China is the largest producer of hydroelectricity, followed by Canada, Brazil, and the United States. Hydroelectricity used to be China’s largest renewable energy source and the second overall after coal. China’s potential hydropower capacity is estimated at up to 400 GW. Therefore, there is considerable potential for further hydro development.
On 28 Jun 2021, the gigantic Baihetan (白鹤滩) hydropower plant launched 2 out of 16 1GW generating units. Just a few weeks earlier, the 10.2GW Wudongde(乌东德) hydro project, built upstream on the Jinsha River, has just been put into full operation.
All 16 units of the Baihetan hydropower plant are expected to be fully operational by July 2022 and will generate around 62.4 billion kWh of electricity annually, making it the world’s second-largest hydropower station behind China’s Three Gorges Dam (三峡水电站). This project is also seen as an important stepping stone towards Beijing’s carbon neutrality target.
“As a major project in China’s west-east power transmission program, Baihetan is the largest and most technically difficult hydropower project currently under construction in the world,” said President Xi Jinping, adding the project has marked a major breakthrough in China’s high-end equipment manufacturing.
An ultra-high voltage (UHV) electricity transmission line connecting Baihetan to the eastern province of Jiangsu started construction in late 2020 and is expected to launch in 2022. Another UHV from Baihetan to Zhejiang province, also in eastern China, is waiting for Beijing’s approval.
Regarding centralized energy projects, the rhetoric in the 14th Five-Year-Plan (2021-2025) is clearly different from that of the previous plan. The 13th FYP set that renewable construction in the “three northern” regions should be carried out in an “orderly manner,” whereas the 14th FYP basically has green-lighted for most of the centralized renewable plans.
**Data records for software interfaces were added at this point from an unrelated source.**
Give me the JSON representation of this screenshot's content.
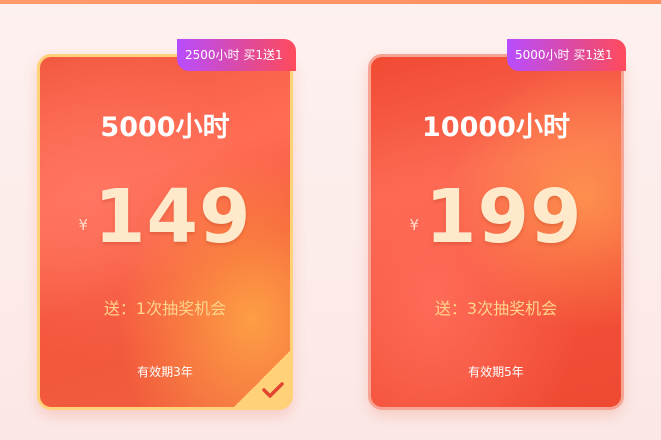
{
  "plans": [
    {
      "badge": "2500小时 买1送1",
      "hours": "5000小时",
      "currency": "¥",
      "price": "149",
      "bonus": "送：1次抽奖机会",
      "validity": "有效期3年",
      "selected": true
    },
    {
      "badge": "5000小时 买1送1",
      "hours": "10000小时",
      "currency": "¥",
      "price": "199",
      "bonus": "送：3次抽奖机会",
      "validity": "有效期5年",
      "selected": false
    }
  ],
  "icons": {
    "selected_check": "checkmark-icon"
  },
  "colors": {
    "card_selected_border": "#ffd27a",
    "card_border": "#f8a494",
    "badge_gradient_start": "#b84dff",
    "badge_gradient_end": "#ff4b5c",
    "bonus_text": "#ffd58c",
    "price_text": "#ffe9cb"
  }
}
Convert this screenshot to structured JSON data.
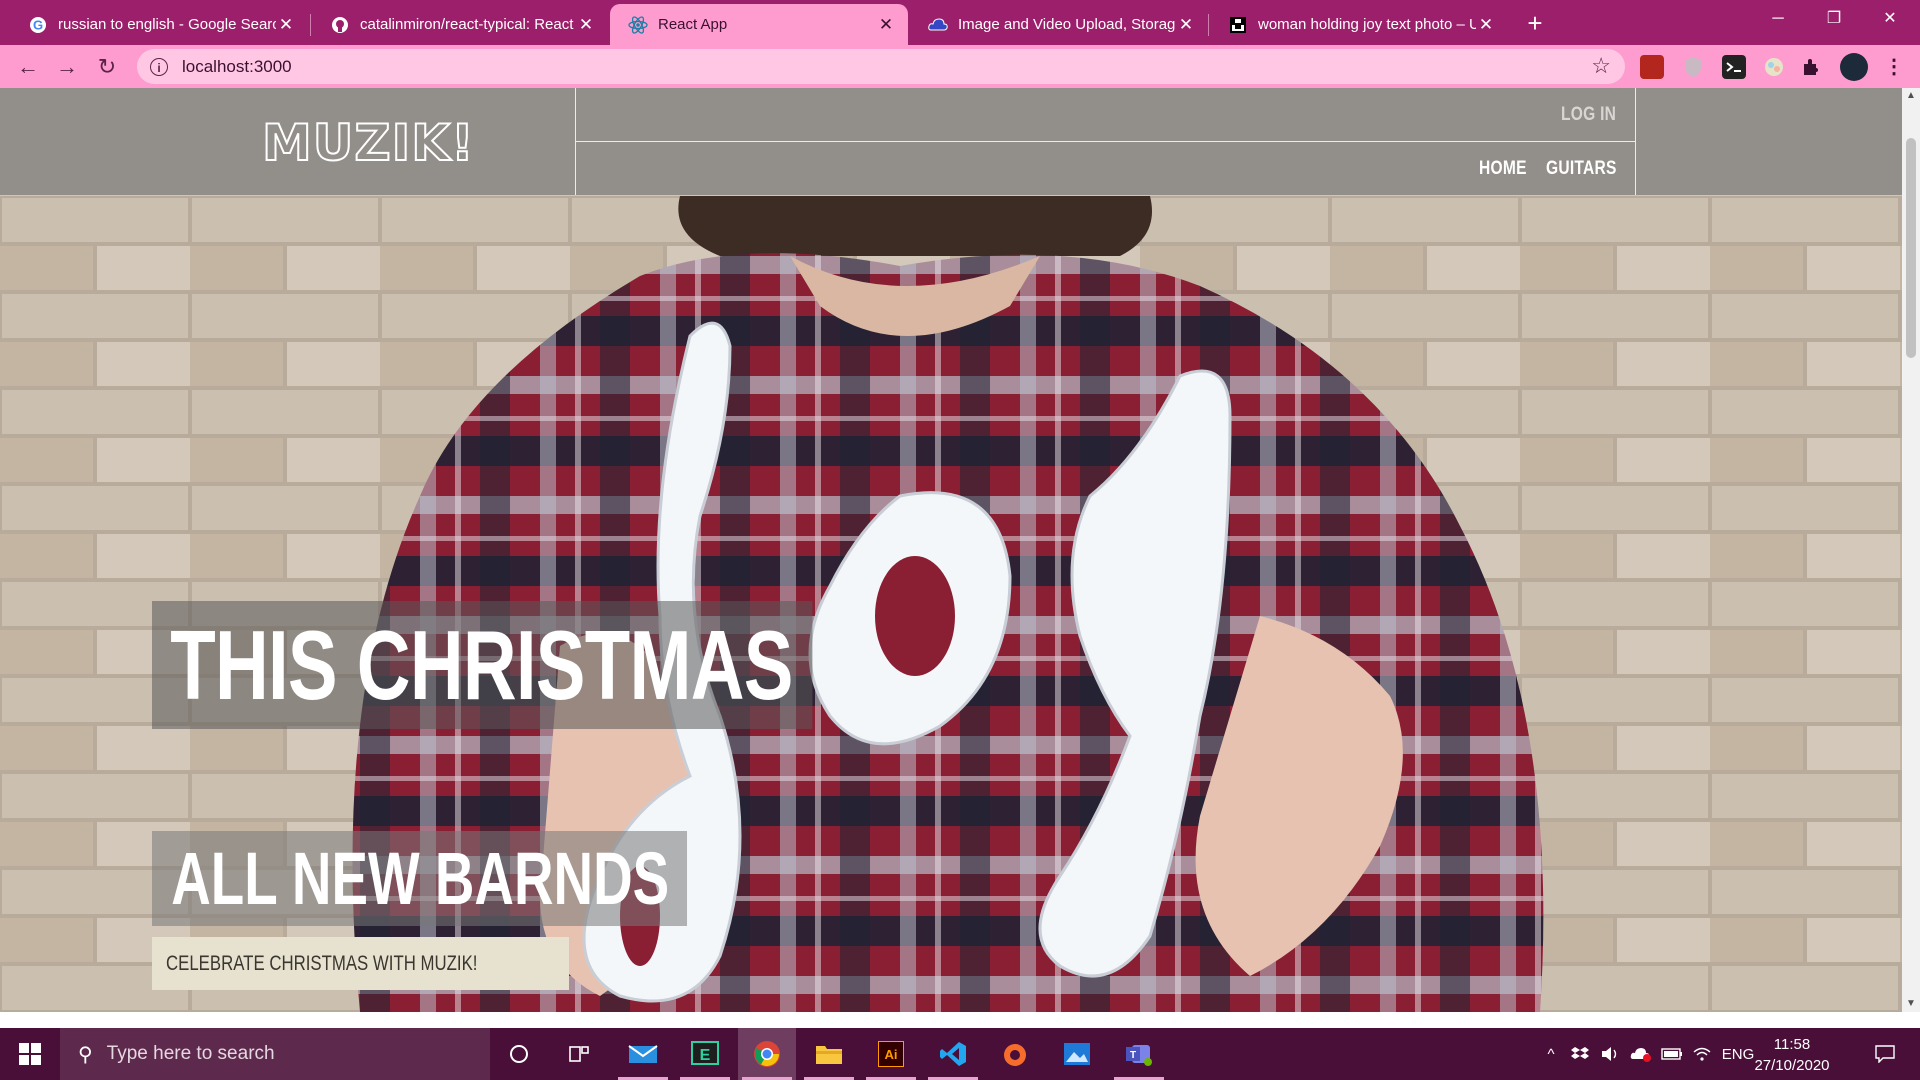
{
  "browser": {
    "tabs": [
      {
        "title": "russian to english - Google Search",
        "icon": "google-icon",
        "active": false
      },
      {
        "title": "catalinmiron/react-typical: React",
        "icon": "github-icon",
        "active": false
      },
      {
        "title": "React App",
        "icon": "react-icon",
        "active": true
      },
      {
        "title": "Image and Video Upload, Storage",
        "icon": "cloudinary-icon",
        "active": false
      },
      {
        "title": "woman holding joy text photo – Unsplash",
        "icon": "unsplash-icon",
        "active": false
      }
    ],
    "new_tab": "+",
    "url": "localhost:3000",
    "window_controls": {
      "minimize": "─",
      "restore": "❐",
      "close": "✕"
    }
  },
  "site": {
    "logo": "MUZIK!",
    "nav": {
      "login": "LOG IN",
      "home": "HOME",
      "guitars": "GUITARS"
    },
    "hero": {
      "title": "THIS CHRISTMAS",
      "subtitle": "ALL NEW BARNDS",
      "cta": "CELEBRATE CHRISTMAS WITH MUZIK!",
      "image_text": "joy"
    }
  },
  "taskbar": {
    "search_placeholder": "Type here to search",
    "language": "ENG",
    "time": "11:58",
    "date": "27/10/2020"
  },
  "colors": {
    "tabstrip": "#9c1f6b",
    "toolbar": "#ff9ccf",
    "header": "#928e8a",
    "taskbar": "#4a0f38",
    "cta_bg": "#e6e2cf"
  }
}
Jinsha River Upstream and Downstream, Yellow River Upstream and the Jizi Bay are all listed as green-lighted areas. As a result, Sichuan Province’s 14th FYP aims to complete the construction of 10 hydropower plant projects and start building another seven. We are keen to see more hydro projects driven by local efforts.
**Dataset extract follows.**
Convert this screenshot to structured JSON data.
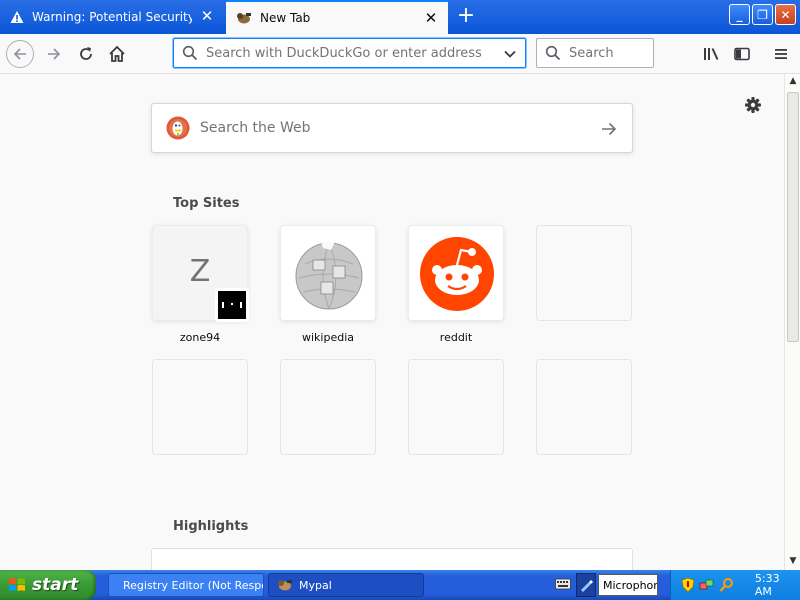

Photo by Wolfgang Hasselmann on Unsplash
Last but not least… Technology is the key!
Large dams have been controversially debated for several decades due to their large-scale and irreversible social and environmental impacts.
Environmental group have criticised the large-scale damming of the Yangtze and its tributaries because the over-engineering of the river has destroyed major habitats and damaged natural flood plains.
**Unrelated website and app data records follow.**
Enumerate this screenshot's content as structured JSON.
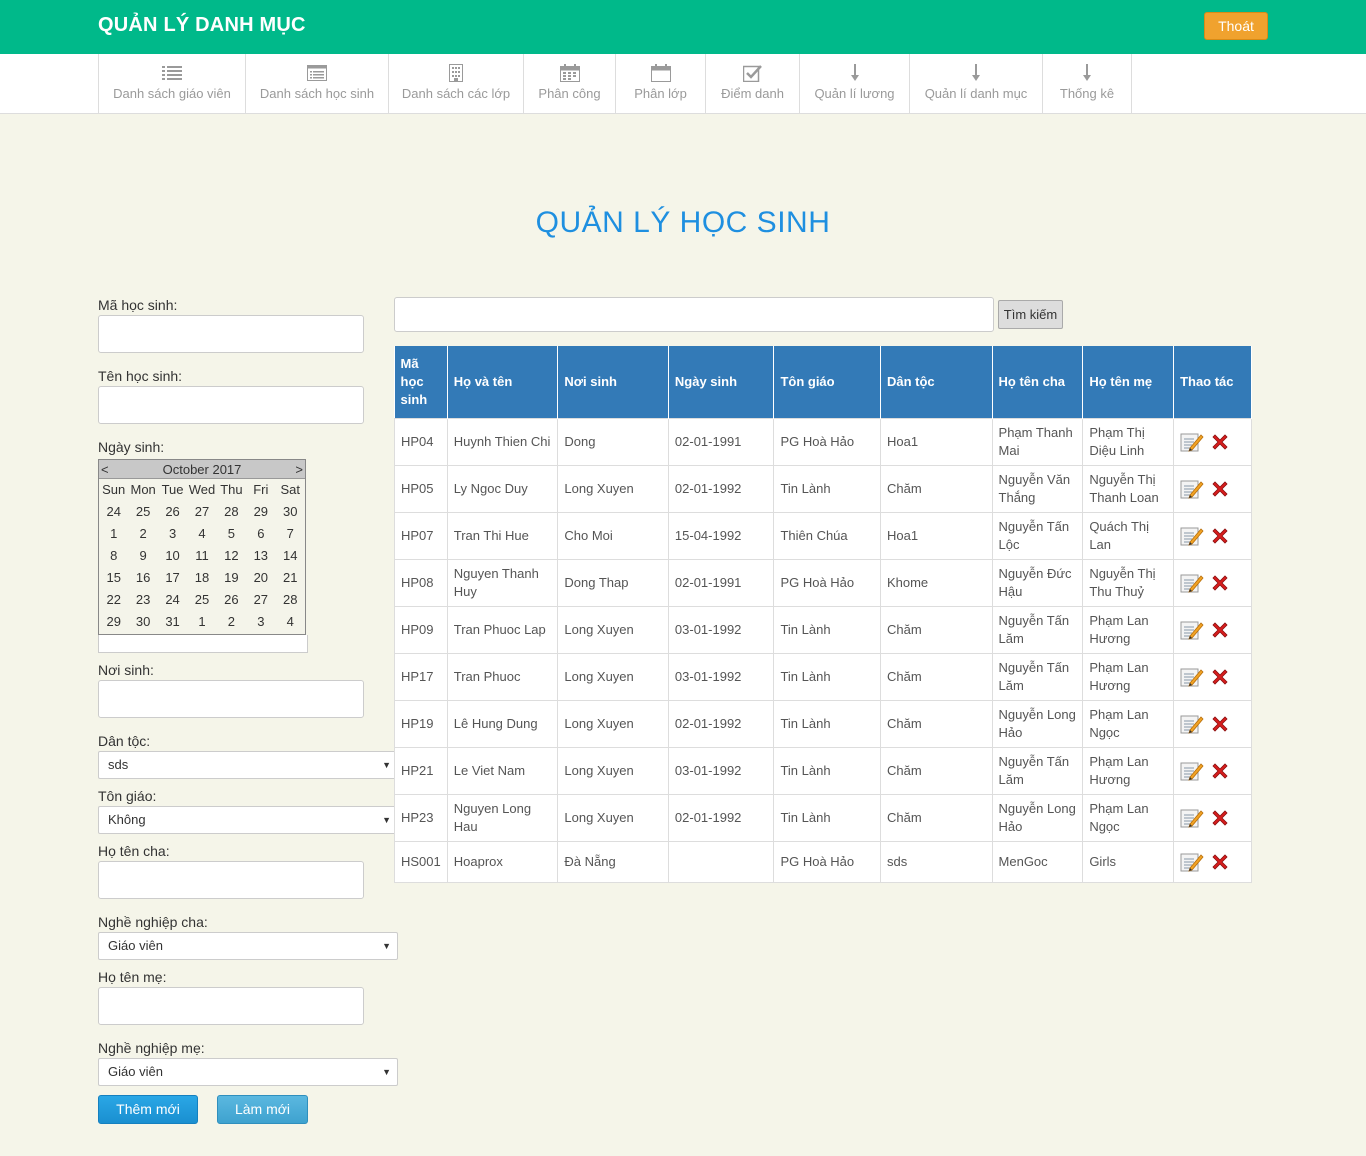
{
  "header": {
    "title": "QUẢN LÝ DANH MỤC",
    "logout_label": "Thoát"
  },
  "nav": [
    {
      "label": "Danh sách giáo viên",
      "icon": "list-icon"
    },
    {
      "label": "Danh sách học sinh",
      "icon": "card-list-icon"
    },
    {
      "label": "Danh sách các lớp",
      "icon": "building-icon"
    },
    {
      "label": "Phân công",
      "icon": "calendar-grid-icon"
    },
    {
      "label": "Phân lớp",
      "icon": "calendar-icon"
    },
    {
      "label": "Điểm danh",
      "icon": "check-square-icon"
    },
    {
      "label": "Quản lí lương",
      "icon": "arrow-down-icon"
    },
    {
      "label": "Quản lí danh mục",
      "icon": "arrow-down-icon"
    },
    {
      "label": "Thống kê",
      "icon": "arrow-down-icon"
    }
  ],
  "page": {
    "title": "QUẢN LÝ HỌC SINH"
  },
  "form": {
    "student_id_label": "Mã học sinh:",
    "student_name_label": "Tên học sinh:",
    "birthdate_label": "Ngày sinh:",
    "birthplace_label": "Nơi sinh:",
    "ethnicity_label": "Dân tộc:",
    "ethnicity_value": "sds",
    "religion_label": "Tôn giáo:",
    "religion_value": "Không",
    "father_name_label": "Họ tên cha:",
    "father_job_label": "Nghề nghiệp cha:",
    "father_job_value": "Giáo viên",
    "mother_name_label": "Họ tên mẹ:",
    "mother_job_label": "Nghề nghiệp mẹ:",
    "mother_job_value": "Giáo viên",
    "add_label": "Thêm mới",
    "reset_label": "Làm mới"
  },
  "calendar": {
    "prev": "<",
    "next": ">",
    "month_label": "October 2017",
    "dows": [
      "Sun",
      "Mon",
      "Tue",
      "Wed",
      "Thu",
      "Fri",
      "Sat"
    ],
    "weeks": [
      [
        "24",
        "25",
        "26",
        "27",
        "28",
        "29",
        "30"
      ],
      [
        "1",
        "2",
        "3",
        "4",
        "5",
        "6",
        "7"
      ],
      [
        "8",
        "9",
        "10",
        "11",
        "12",
        "13",
        "14"
      ],
      [
        "15",
        "16",
        "17",
        "18",
        "19",
        "20",
        "21"
      ],
      [
        "22",
        "23",
        "24",
        "25",
        "26",
        "27",
        "28"
      ],
      [
        "29",
        "30",
        "31",
        "1",
        "2",
        "3",
        "4"
      ]
    ]
  },
  "search": {
    "button_label": "Tìm kiếm"
  },
  "table": {
    "headers": [
      "Mã học sinh",
      "Họ và tên",
      "Nơi sinh",
      "Ngày sinh",
      "Tôn giáo",
      "Dân tộc",
      "Họ tên cha",
      "Họ tên mẹ",
      "Thao tác"
    ],
    "rows": [
      [
        "HP04",
        "Huynh Thien Chi",
        "Dong",
        "02-01-1991",
        "PG Hoà Hảo",
        "Hoa1",
        "Phạm Thanh Mai",
        "Phạm Thị Diệu Linh"
      ],
      [
        "HP05",
        "Ly Ngoc Duy",
        "Long Xuyen",
        "02-01-1992",
        "Tin Lành",
        "Chăm",
        "Nguyễn Văn Thắng",
        "Nguyễn Thị Thanh Loan"
      ],
      [
        "HP07",
        "Tran Thi Hue",
        "Cho Moi",
        "15-04-1992",
        "Thiên Chúa",
        "Hoa1",
        "Nguyễn Tấn Lộc",
        "Quách Thị Lan"
      ],
      [
        "HP08",
        "Nguyen Thanh Huy",
        "Dong Thap",
        "02-01-1991",
        "PG Hoà Hảo",
        "Khome",
        "Nguyễn Đức Hậu",
        "Nguyễn Thị Thu Thuỷ"
      ],
      [
        "HP09",
        "Tran Phuoc Lap",
        "Long Xuyen",
        "03-01-1992",
        "Tin Lành",
        "Chăm",
        "Nguyễn Tấn Lăm",
        "Phạm Lan Hương"
      ],
      [
        "HP17",
        "Tran Phuoc",
        "Long Xuyen",
        "03-01-1992",
        "Tin Lành",
        "Chăm",
        "Nguyễn Tấn Lăm",
        "Phạm Lan Hương"
      ],
      [
        "HP19",
        "Lê Hung Dung",
        "Long Xuyen",
        "02-01-1992",
        "Tin Lành",
        "Chăm",
        "Nguyễn Long Hảo",
        "Phạm Lan Ngọc"
      ],
      [
        "HP21",
        "Le Viet Nam",
        "Long Xuyen",
        "03-01-1992",
        "Tin Lành",
        "Chăm",
        "Nguyễn Tấn Lăm",
        "Phạm Lan Hương"
      ],
      [
        "HP23",
        "Nguyen Long Hau",
        "Long Xuyen",
        "02-01-1992",
        "Tin Lành",
        "Chăm",
        "Nguyễn Long Hảo",
        "Phạm Lan Ngọc"
      ],
      [
        "HS001",
        "Hoaprox",
        "Đà Nẵng",
        "",
        "PG Hoà Hảo",
        "sds",
        "MenGoc",
        "Girls"
      ]
    ]
  },
  "colors": {
    "header_bg": "#00b98a",
    "table_header_bg": "#337ab7",
    "title": "#1e8fe0",
    "logout_bg": "#f0a22e"
  }
}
According to Allied Market Research, the global hydropower generation market is expected to reach $317.8 billion by 2027, growing at a compound annual growth rate of 5.9% from 2020 to 2027.
Being a responsible investor, AvantFaire always keeps an eye on the ESG aspect of every project. We also believe that sustainable technology and creativity are the key to solutions.
The good sign is that the 14th FYP mentioned building a series of bump-hydro storage plants, as well as “demonstrations of battery storage, compressed air and flywheel storage”. It was the first time the FYP enlisted these new storage technologies as prioritised energy projects. We’re excited to find out what change will this bring to the scene of clean energy industry in China.